DATA FOR REVIEW »
•••••

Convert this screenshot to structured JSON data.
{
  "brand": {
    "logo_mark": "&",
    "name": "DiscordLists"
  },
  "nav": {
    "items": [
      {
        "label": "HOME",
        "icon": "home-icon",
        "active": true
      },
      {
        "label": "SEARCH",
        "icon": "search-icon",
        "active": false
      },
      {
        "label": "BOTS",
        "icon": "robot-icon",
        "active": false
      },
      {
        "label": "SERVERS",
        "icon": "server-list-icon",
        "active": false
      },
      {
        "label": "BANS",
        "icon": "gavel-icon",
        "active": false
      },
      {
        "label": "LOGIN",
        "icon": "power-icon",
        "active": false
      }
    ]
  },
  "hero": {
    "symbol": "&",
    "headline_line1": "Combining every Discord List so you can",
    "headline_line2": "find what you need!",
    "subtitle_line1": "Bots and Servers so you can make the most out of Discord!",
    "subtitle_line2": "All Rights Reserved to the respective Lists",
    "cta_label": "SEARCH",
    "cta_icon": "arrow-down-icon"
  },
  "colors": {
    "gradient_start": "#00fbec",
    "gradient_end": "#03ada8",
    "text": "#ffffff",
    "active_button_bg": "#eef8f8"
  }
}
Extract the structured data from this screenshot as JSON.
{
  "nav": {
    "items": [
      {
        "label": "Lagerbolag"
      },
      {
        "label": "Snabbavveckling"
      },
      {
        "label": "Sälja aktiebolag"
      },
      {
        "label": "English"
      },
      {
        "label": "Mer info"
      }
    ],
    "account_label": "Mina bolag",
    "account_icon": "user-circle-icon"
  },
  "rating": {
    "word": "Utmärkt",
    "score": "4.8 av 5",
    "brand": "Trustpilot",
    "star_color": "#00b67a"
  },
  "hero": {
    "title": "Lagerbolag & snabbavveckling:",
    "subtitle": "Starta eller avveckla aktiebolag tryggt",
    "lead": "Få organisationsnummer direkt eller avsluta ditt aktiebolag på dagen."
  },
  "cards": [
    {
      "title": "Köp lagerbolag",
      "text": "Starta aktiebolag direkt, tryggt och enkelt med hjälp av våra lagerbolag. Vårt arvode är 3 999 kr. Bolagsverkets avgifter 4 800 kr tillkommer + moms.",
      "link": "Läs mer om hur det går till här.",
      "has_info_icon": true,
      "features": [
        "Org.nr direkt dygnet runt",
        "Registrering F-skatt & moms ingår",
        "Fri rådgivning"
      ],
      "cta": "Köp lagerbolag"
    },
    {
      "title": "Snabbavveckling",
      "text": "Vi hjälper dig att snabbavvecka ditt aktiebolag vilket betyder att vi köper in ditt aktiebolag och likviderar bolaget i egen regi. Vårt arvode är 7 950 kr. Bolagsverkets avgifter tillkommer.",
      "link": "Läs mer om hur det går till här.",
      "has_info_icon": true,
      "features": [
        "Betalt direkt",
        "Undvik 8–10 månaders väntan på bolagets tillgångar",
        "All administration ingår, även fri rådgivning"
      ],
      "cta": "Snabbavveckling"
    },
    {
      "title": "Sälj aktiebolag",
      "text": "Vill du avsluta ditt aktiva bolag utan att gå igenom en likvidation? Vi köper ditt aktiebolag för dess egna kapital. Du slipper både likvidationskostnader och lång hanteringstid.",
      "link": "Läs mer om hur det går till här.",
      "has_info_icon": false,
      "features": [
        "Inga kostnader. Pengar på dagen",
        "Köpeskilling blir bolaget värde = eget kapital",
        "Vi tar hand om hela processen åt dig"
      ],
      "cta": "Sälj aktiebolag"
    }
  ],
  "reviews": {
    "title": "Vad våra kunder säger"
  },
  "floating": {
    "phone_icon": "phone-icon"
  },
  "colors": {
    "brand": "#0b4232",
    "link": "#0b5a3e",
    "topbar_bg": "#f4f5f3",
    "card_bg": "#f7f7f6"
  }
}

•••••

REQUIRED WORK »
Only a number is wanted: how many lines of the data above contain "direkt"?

REPLY TO THE TASK »
4